Nothing in the records should differ when they are repeated. Restate them word for word.
────
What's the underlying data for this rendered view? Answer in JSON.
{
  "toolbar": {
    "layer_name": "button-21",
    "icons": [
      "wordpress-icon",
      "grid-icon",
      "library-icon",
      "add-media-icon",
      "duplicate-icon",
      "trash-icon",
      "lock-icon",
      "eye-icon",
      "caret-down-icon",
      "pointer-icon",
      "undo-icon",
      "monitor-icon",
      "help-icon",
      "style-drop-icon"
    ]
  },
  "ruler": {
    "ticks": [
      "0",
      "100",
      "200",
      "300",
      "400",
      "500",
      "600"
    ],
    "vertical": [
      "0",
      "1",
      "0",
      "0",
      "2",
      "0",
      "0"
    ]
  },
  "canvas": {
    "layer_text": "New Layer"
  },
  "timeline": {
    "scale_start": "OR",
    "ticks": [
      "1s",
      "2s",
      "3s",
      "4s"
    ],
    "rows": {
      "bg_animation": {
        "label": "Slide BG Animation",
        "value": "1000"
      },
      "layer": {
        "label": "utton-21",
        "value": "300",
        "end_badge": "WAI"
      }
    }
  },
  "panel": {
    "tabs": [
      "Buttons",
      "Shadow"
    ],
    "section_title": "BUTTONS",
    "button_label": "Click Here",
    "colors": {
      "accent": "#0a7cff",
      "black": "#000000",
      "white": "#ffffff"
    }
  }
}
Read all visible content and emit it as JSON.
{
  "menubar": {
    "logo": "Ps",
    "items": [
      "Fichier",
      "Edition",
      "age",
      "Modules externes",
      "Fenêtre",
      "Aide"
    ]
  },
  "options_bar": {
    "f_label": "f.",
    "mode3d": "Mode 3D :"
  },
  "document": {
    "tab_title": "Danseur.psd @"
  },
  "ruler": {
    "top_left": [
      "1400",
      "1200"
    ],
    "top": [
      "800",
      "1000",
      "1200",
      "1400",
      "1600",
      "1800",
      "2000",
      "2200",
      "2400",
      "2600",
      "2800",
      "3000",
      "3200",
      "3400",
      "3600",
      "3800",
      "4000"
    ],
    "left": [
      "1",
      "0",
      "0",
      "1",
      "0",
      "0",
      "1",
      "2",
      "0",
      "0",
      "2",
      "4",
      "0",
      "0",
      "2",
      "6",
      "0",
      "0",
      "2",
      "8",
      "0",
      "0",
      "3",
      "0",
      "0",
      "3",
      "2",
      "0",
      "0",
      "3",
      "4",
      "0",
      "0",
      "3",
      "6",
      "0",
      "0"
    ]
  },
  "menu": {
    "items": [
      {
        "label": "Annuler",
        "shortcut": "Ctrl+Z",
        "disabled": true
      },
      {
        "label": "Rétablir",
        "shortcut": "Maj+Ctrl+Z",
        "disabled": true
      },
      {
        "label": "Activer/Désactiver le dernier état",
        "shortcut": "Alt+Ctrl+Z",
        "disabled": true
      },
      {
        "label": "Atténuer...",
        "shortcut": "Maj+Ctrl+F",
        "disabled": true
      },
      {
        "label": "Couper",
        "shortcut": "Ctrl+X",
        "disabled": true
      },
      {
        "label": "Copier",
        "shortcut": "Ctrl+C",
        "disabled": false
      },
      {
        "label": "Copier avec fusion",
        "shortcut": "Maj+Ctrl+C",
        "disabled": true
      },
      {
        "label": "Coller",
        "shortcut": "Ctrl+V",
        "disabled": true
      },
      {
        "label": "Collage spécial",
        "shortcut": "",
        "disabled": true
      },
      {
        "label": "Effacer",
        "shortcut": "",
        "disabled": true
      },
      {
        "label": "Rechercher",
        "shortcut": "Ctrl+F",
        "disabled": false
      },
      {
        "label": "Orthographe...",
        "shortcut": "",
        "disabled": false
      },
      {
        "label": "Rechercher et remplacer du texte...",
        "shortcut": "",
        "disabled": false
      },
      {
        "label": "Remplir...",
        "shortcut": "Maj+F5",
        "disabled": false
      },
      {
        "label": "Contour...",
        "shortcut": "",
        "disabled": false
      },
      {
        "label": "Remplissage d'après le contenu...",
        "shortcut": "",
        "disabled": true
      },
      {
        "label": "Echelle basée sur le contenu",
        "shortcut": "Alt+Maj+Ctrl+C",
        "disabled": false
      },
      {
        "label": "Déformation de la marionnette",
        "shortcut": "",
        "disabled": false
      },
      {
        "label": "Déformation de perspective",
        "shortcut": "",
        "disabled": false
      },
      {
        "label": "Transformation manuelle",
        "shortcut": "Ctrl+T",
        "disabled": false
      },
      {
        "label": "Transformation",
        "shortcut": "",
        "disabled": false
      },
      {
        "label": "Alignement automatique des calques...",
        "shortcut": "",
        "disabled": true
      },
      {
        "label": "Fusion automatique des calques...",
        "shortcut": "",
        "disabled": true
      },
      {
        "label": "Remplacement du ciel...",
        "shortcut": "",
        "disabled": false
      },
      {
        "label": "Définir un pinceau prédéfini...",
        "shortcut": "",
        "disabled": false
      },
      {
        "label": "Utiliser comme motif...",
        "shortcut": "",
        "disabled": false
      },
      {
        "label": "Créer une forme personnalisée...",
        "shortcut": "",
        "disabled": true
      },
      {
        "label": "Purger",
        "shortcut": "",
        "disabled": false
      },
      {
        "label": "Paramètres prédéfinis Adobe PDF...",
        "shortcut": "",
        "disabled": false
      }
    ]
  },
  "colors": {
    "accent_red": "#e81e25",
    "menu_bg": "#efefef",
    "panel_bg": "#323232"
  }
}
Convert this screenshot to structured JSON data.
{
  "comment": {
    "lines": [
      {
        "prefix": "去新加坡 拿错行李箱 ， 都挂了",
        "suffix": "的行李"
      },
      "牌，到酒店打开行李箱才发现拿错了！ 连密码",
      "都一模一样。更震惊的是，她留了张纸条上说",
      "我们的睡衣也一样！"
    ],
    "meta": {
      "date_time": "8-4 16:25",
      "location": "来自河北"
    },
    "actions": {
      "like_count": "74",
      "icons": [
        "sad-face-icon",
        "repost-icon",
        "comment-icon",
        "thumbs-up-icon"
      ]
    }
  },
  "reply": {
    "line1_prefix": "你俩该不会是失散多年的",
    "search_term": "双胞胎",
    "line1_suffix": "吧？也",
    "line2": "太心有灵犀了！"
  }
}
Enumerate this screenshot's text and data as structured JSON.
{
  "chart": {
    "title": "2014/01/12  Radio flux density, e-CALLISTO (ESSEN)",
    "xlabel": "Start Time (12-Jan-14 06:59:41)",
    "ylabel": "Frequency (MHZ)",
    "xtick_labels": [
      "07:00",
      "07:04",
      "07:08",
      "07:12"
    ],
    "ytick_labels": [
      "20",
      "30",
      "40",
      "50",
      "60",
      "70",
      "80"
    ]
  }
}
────
Exercise response -
What's the underlying data for this rendered view? Answer in JSON.
{
  "toolbar": {
    "layer_name": "button-21",
    "icons": [
      "wordpress-icon",
      "grid-icon",
      "library-icon",
      "add-media-icon",
      "duplicate-icon",
      "trash-icon",
      "lock-icon",
      "eye-icon",
      "caret-down-icon",
      "pointer-icon",
      "undo-icon",
      "monitor-icon",
      "help-icon",
      "style-drop-icon"
    ]
  },
  "ruler": {
    "ticks": [
      "0",
      "100",
      "200",
      "300",
      "400",
      "500",
      "600"
    ],
    "vertical": [
      "0",
      "1",
      "0",
      "0",
      "2",
      "0",
      "0"
    ]
  },
  "canvas": {
    "layer_text": "New Layer"
  },
  "timeline": {
    "scale_start": "OR",
    "ticks": [
      "1s",
      "2s",
      "3s",
      "4s"
    ],
    "rows": {
      "bg_animation": {
        "label": "Slide BG Animation",
        "value": "1000"
      },
      "layer": {
        "label": "utton-21",
        "value": "300",
        "end_badge": "WAI"
      }
    }
  },
  "panel": {
    "tabs": [
      "Buttons",
      "Shadow"
    ],
    "section_title": "BUTTONS",
    "button_label": "Click Here",
    "colors": {
      "accent": "#0a7cff",
      "black": "#000000",
      "white": "#ffffff"
    }
  }
}
Read all visible content and emit it as JSON.
{
  "menubar": {
    "logo": "Ps",
    "items": [
      "Fichier",
      "Edition",
      "age",
      "Modules externes",
      "Fenêtre",
      "Aide"
    ]
  },
  "options_bar": {
    "f_label": "f.",
    "mode3d": "Mode 3D :"
  },
  "document": {
    "tab_title": "Danseur.psd @"
  },
  "ruler": {
    "top_left": [
      "1400",
      "1200"
    ],
    "top": [
      "800",
      "1000",
      "1200",
      "1400",
      "1600",
      "1800",
      "2000",
      "2200",
      "2400",
      "2600",
      "2800",
      "3000",
      "3200",
      "3400",
      "3600",
      "3800",
      "4000"
    ],
    "left": [
      "1",
      "0",
      "0",
      "1",
      "0",
      "0",
      "1",
      "2",
      "0",
      "0",
      "2",
      "4",
      "0",
      "0",
      "2",
      "6",
      "0",
      "0",
      "2",
      "8",
      "0",
      "0",
      "3",
      "0",
      "0",
      "3",
      "2",
      "0",
      "0",
      "3",
      "4",
      "0",
      "0",
      "3",
      "6",
      "0",
      "0"
    ]
  },
  "menu": {
    "items": [
      {
        "label": "Annuler",
        "shortcut": "Ctrl+Z",
        "disabled": true
      },
      {
        "label": "Rétablir",
        "shortcut": "Maj+Ctrl+Z",
        "disabled": true
      },
      {
        "label": "Activer/Désactiver le dernier état",
        "shortcut": "Alt+Ctrl+Z",
        "disabled": true
      },
      {
        "label": "Atténuer...",
        "shortcut": "Maj+Ctrl+F",
        "disabled": true
      },
      {
        "label": "Couper",
        "shortcut": "Ctrl+X",
        "disabled": true
      },
      {
        "label": "Copier",
        "shortcut": "Ctrl+C",
        "disabled": false
      },
      {
        "label": "Copier avec fusion",
        "shortcut": "Maj+Ctrl+C",
        "disabled": true
      },
      {
        "label": "Coller",
        "shortcut": "Ctrl+V",
        "disabled": true
      },
      {
        "label": "Collage spécial",
        "shortcut": "",
        "disabled": true
      },
      {
        "label": "Effacer",
        "shortcut": "",
        "disabled": true
      },
      {
        "label": "Rechercher",
        "shortcut": "Ctrl+F",
        "disabled": false
      },
      {
        "label": "Orthographe...",
        "shortcut": "",
        "disabled": false
      },
      {
        "label": "Rechercher et remplacer du texte...",
        "shortcut": "",
        "disabled": false
      },
      {
        "label": "Remplir...",
        "shortcut": "Maj+F5",
        "disabled": false
      },
      {
        "label": "Contour...",
        "shortcut": "",
        "disabled": false
      },
      {
        "label": "Remplissage d'après le contenu...",
        "shortcut": "",
        "disabled": true
      },
      {
        "label": "Echelle basée sur le contenu",
        "shortcut": "Alt+Maj+Ctrl+C",
        "disabled": false
      },
      {
        "label": "Déformation de la marionnette",
        "shortcut": "",
        "disabled": false
      },
      {
        "label": "Déformation de perspective",
        "shortcut": "",
        "disabled": false
      },
      {
        "label": "Transformation manuelle",
        "shortcut": "Ctrl+T",
        "disabled": false
      },
      {
        "label": "Transformation",
        "shortcut": "",
        "disabled": false
      },
      {
        "label": "Alignement automatique des calques...",
        "shortcut": "",
        "disabled": true
      },
      {
        "label": "Fusion automatique des calques...",
        "shortcut": "",
        "disabled": true
      },
      {
        "label": "Remplacement du ciel...",
        "shortcut": "",
        "disabled": false
      },
      {
        "label": "Définir un pinceau prédéfini...",
        "shortcut": "",
        "disabled": false
      },
      {
        "label": "Utiliser comme motif...",
        "shortcut": "",
        "disabled": false
      },
      {
        "label": "Créer une forme personnalisée...",
        "shortcut": "",
        "disabled": true
      },
      {
        "label": "Purger",
        "shortcut": "",
        "disabled": false
      },
      {
        "label": "Paramètres prédéfinis Adobe PDF...",
        "shortcut": "",
        "disabled": false
      }
    ]
  },
  "colors": {
    "accent_red": "#e81e25",
    "menu_bg": "#efefef",
    "panel_bg": "#323232"
  }
}
Convert this screenshot to structured JSON data.
{
  "comment": {
    "lines": [
      {
        "prefix": "去新加坡 拿错行李箱 ， 都挂了",
        "suffix": "的行李"
      },
      "牌，到酒店打开行李箱才发现拿错了！ 连密码",
      "都一模一样。更震惊的是，她留了张纸条上说",
      "我们的睡衣也一样！"
    ],
    "meta": {
      "date_time": "8-4 16:25",
      "location": "来自河北"
    },
    "actions": {
      "like_count": "74",
      "icons": [
        "sad-face-icon",
        "repost-icon",
        "comment-icon",
        "thumbs-up-icon"
      ]
    }
  },
  "reply": {
    "line1_prefix": "你俩该不会是失散多年的",
    "search_term": "双胞胎",
    "line1_suffix": "吧？也",
    "line2": "太心有灵犀了！"
  }
}
Enumerate this screenshot's text and data as structured JSON.
{
  "chart": {
    "title": "2014/01/12  Radio flux density, e-CALLISTO (ESSEN)",
    "xlabel": "Start Time (12-Jan-14 06:59:41)",
    "ylabel": "Frequency (MHZ)",
    "xtick_labels": [
      "07:00",
      "07:04",
      "07:08",
      "07:12"
    ],
    "ytick_labels": [
      "20",
      "30",
      "40",
      "50",
      "60",
      "70",
      "80"
    ]
  }
}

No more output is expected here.